(Leonard Jacobs) Co-conceived and directed by April Nickell, Shafrika trades on a wearingly ubiquitous device: metatheatrics. The sparkling, high-energy 17-member cast plays each member of Larsen's family except for Larsen, and a fair chunk of the evening involves how the cast hijacks Larsen's ideas for a show that would explore the challenges of coming of age in such an unusual, enlightened household. The cast often illustrates—and truncates—many of the anecdotes she relates, with Larsen shuttled to the sidelines. Interspersed throughout the evening are songs—some original, some not—that aren't intended to thrust the narrative ahead but punctuate it. This can be very hit-or-miss...I yearned for more inspired musical moments...Larsen writes in such a way that it feels spontaneous whenever a cast member leaps up offering to play this sibling or that parent. And with large photos of her siblings in frames along the back wall of Josh Zangen's utilitarian set (nice projections by Ben Demarest), interest in every child's background never diminishes.

Variety B-
(Marilyn Stasio) Quick, somebody -- write this woman a show, so she won't waste her gifts on another do-it-yourself project like this one...{It] may be politically worthy as community theater goes, but Larsen is a natural-born musical force who belongs on Broadway...According to the show's awkward premise -- that Anika needs a fresh perspective to tell her story -- the narrative is hijacked by ensemble members representing her brothers and sisters. They can sing, they can dance, and in the case of a few performers like Lawrence Stallings, they do it on a professional level.

CurtainUp B-
(Gregory Wilson) The show itself has its share of musical numbers, though at times these seem more tacked on to the framework of the story than an integral part of the production. None of the songs are memorable. Still, the performers take on both music and drama with gusto and their commitment is one of Shafrika, the White Girl's best features. Director April Nickell let her cast find its own way and as a result the production crackles with energy, with enthusiasm that's is contagious so that I really did find myself enjoying the fun the actors are clearly having.

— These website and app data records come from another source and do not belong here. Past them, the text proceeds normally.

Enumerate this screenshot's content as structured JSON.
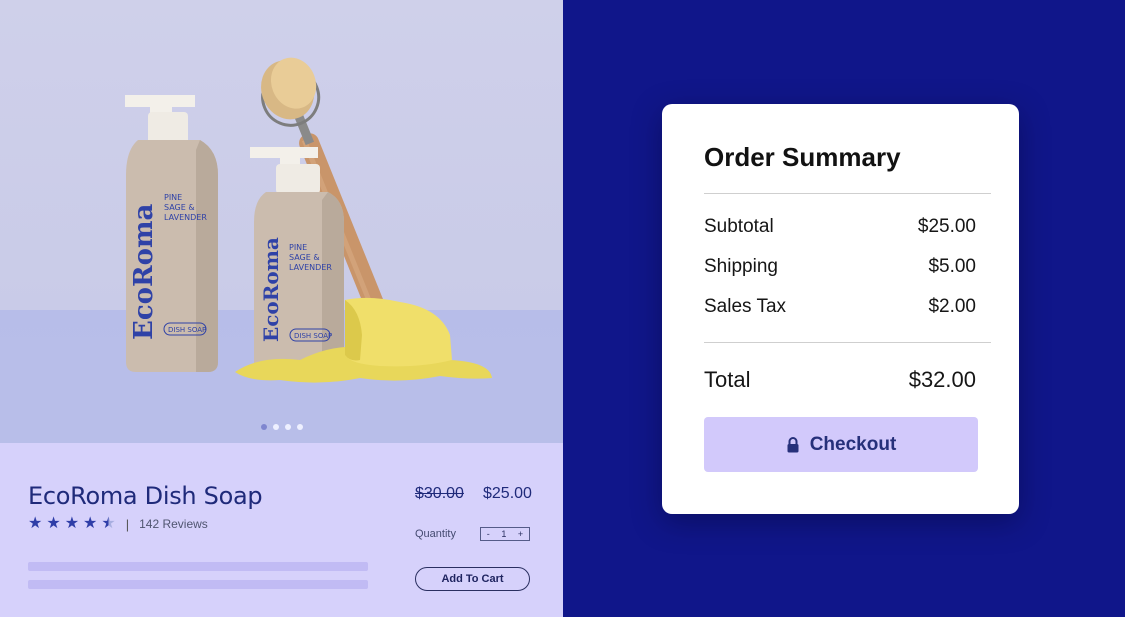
{
  "product": {
    "brand": "EcoRoma",
    "bottle_labels": {
      "scent": [
        "PINE",
        "SAGE &",
        "LAVENDER"
      ],
      "type": "DISH SOAP"
    },
    "name": "EcoRoma Dish Soap",
    "rating_value": 4.5,
    "rating_max": 5,
    "rating_separator": "|",
    "reviews": "142 Reviews",
    "old_price": "$30.00",
    "price": "$25.00",
    "quantity_label": "Quantity",
    "quantity_minus": "-",
    "quantity_value": "1",
    "quantity_plus": "+",
    "add_to_cart": "Add To Cart",
    "carousel": {
      "count": 4,
      "active_index": 0
    }
  },
  "summary": {
    "title": "Order Summary",
    "rows": [
      {
        "label": "Subtotal",
        "value": "$25.00"
      },
      {
        "label": "Shipping",
        "value": "$5.00"
      },
      {
        "label": "Sales Tax",
        "value": "$2.00"
      }
    ],
    "total_label": "Total",
    "total_value": "$32.00",
    "checkout_label": "Checkout",
    "checkout_icon": "lock-icon"
  },
  "colors": {
    "background": "#10168a",
    "product_panel": "#d6d1fb",
    "accent_text": "#1f2a7a",
    "checkout_button": "#d2c9fb"
  }
}
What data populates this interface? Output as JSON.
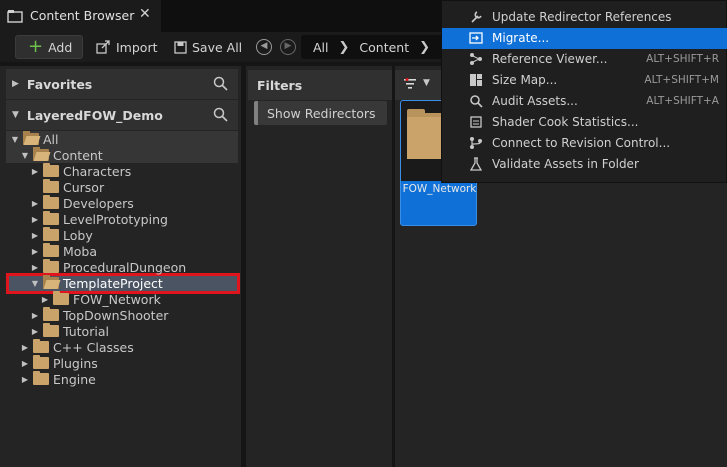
{
  "window": {
    "tab_title": "Content Browser"
  },
  "toolbar": {
    "add_label": "Add",
    "import_label": "Import",
    "save_all_label": "Save All",
    "breadcrumb": [
      "All",
      "Content"
    ]
  },
  "left_panel": {
    "favorites_label": "Favorites",
    "project_label": "LayeredFOW_Demo",
    "tree": [
      {
        "label": "All",
        "depth": 0,
        "expanded": true
      },
      {
        "label": "Content",
        "depth": 1,
        "expanded": true
      },
      {
        "label": "Characters",
        "depth": 2,
        "expanded": false
      },
      {
        "label": "Cursor",
        "depth": 2,
        "expanded": false
      },
      {
        "label": "Developers",
        "depth": 2,
        "expanded": false
      },
      {
        "label": "LevelPrototyping",
        "depth": 2,
        "expanded": false
      },
      {
        "label": "Loby",
        "depth": 2,
        "expanded": false
      },
      {
        "label": "Moba",
        "depth": 2,
        "expanded": false
      },
      {
        "label": "ProceduralDungeon",
        "depth": 2,
        "expanded": false
      },
      {
        "label": "TemplateProject",
        "depth": 2,
        "expanded": true,
        "selected": true
      },
      {
        "label": "FOW_Network",
        "depth": 3,
        "expanded": false
      },
      {
        "label": "TopDownShooter",
        "depth": 2,
        "expanded": false
      },
      {
        "label": "Tutorial",
        "depth": 2,
        "expanded": false
      },
      {
        "label": "C++ Classes",
        "depth": 1,
        "expanded": false
      },
      {
        "label": "Plugins",
        "depth": 1,
        "expanded": false
      },
      {
        "label": "Engine",
        "depth": 1,
        "expanded": false
      }
    ]
  },
  "filters_panel": {
    "header": "Filters",
    "show_redirectors_label": "Show Redirectors"
  },
  "content": {
    "assets": [
      {
        "name": "FOW_Network",
        "selected": true
      }
    ]
  },
  "context_menu": {
    "items": [
      {
        "label": "Update Redirector References",
        "shortcut": "",
        "icon": "wrench-icon"
      },
      {
        "label": "Migrate...",
        "shortcut": "",
        "icon": "migrate-icon",
        "highlighted": true
      },
      {
        "label": "Reference Viewer...",
        "shortcut": "ALT+SHIFT+R",
        "icon": "reference-viewer-icon"
      },
      {
        "label": "Size Map...",
        "shortcut": "ALT+SHIFT+M",
        "icon": "size-map-icon"
      },
      {
        "label": "Audit Assets...",
        "shortcut": "ALT+SHIFT+A",
        "icon": "audit-icon"
      },
      {
        "label": "Shader Cook Statistics...",
        "shortcut": "",
        "icon": "shader-stats-icon"
      },
      {
        "label": "Connect to Revision Control...",
        "shortcut": "",
        "icon": "revision-control-icon"
      },
      {
        "label": "Validate Assets in Folder",
        "shortcut": "",
        "icon": "validate-icon"
      }
    ]
  },
  "colors": {
    "accent": "#0f70d7",
    "selection_outline": "#e0141c",
    "folder": "#c9a36a",
    "add_plus": "#6cc24a"
  }
}
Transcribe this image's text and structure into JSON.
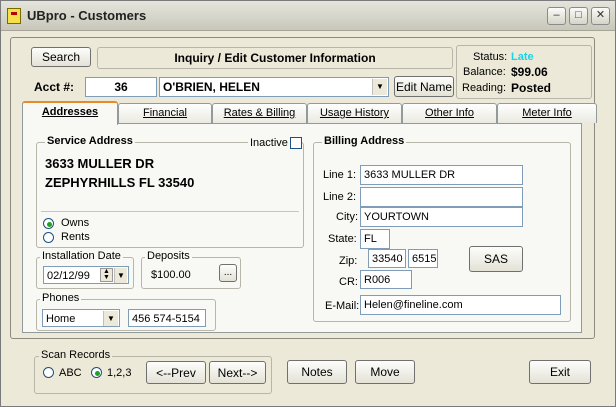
{
  "window": {
    "title": "UBpro - Customers",
    "min": "–",
    "max": "□",
    "close": "✕"
  },
  "header": {
    "search_label": "Search",
    "banner": "Inquiry / Edit Customer Information",
    "acct_label": "Acct #:",
    "acct_value": "36",
    "customer_name": "O'BRIEN, HELEN",
    "edit_name_label": "Edit Name"
  },
  "status": {
    "status_label": "Status:",
    "status_value": "Late",
    "balance_label": "Balance:",
    "balance_value": "$99.06",
    "reading_label": "Reading:",
    "reading_value": "Posted",
    "late_color": "#19d4e6"
  },
  "tabs": [
    "Addresses",
    "Financial",
    "Rates & Billing",
    "Usage History",
    "Other Info",
    "Meter Info"
  ],
  "service": {
    "title": "Service Address",
    "inactive_label": "Inactive",
    "line1": "3633 MULLER DR",
    "line2": "ZEPHYRHILLS FL 33540",
    "owns_label": "Owns",
    "rents_label": "Rents",
    "selected": "Owns"
  },
  "installation": {
    "title": "Installation Date",
    "value": "02/12/99"
  },
  "deposits": {
    "title": "Deposits",
    "value": "$100.00",
    "more": "..."
  },
  "phones": {
    "title": "Phones",
    "type": "Home",
    "number": "456 574-5154"
  },
  "billing": {
    "title": "Billing Address",
    "line1_label": "Line 1:",
    "line1": "3633 MULLER DR",
    "line2_label": "Line 2:",
    "line2": "",
    "city_label": "City:",
    "city": "YOURTOWN",
    "state_label": "State:",
    "state": "FL",
    "zip_label": "Zip:",
    "zip": "33540",
    "zip4": "6515",
    "cr_label": "CR:",
    "cr": "R006",
    "email_label": "E-Mail:",
    "email": "Helen@fineline.com",
    "sas_label": "SAS"
  },
  "scan": {
    "title": "Scan Records",
    "abc_label": "ABC",
    "num_label": "1,2,3",
    "selected": "1,2,3",
    "prev_label": "<--Prev",
    "next_label": "Next-->"
  },
  "footer": {
    "notes_label": "Notes",
    "move_label": "Move",
    "exit_label": "Exit"
  }
}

Larsen in particular is talented and delightfully engaging...I keep coming back to the story, which is fitting, since it's both Shafrika's greatest strength and its most disappointing weakness. As interesting as Larsen's tale is, it just doesn't work very well as a theater piece.

Theatermania C+
(Adam R. Perlman) The main problem is that Larsen doesn't know how to handle the contradictions inherent in family life; for example, how can people love and yet hurt each other or how you can be on the inside and outside at once? Larsen's confusion has led to a show that's not so much about this legitimately unique family as about her processing it. We watch as she relives her memories and thinks aloud about them. True, Larsen and director April Nickell stage those recollections with what they think is vibrancy...The sharp and scary edges of the memories are dulled to the point they all register as a big "so what?" Surely, Larsen must have had memories more fraught than solving the mystery of who wrote on the living room wall...Larsen seems to shrink from the limelight...Still, when she sings, Larsen is a different person. Her voice is large, powerful, and sure, but her big musical turns are few and far between.

AP B+ 11; NYT B 10; BS B 10; Variety B- 9; CU B- 9; TM C+ 8; TOTAL: 57/6=9.5 (B/B-)

1 comment:

Dorian said...

I saw Larsen when the Avenue Q tour came to Toronto, and i have to say she impressed me. It's a shame this show is getting rather tepid reviews (if I were in NY, I'd probably want to see it anyway, but sadly I'm not!)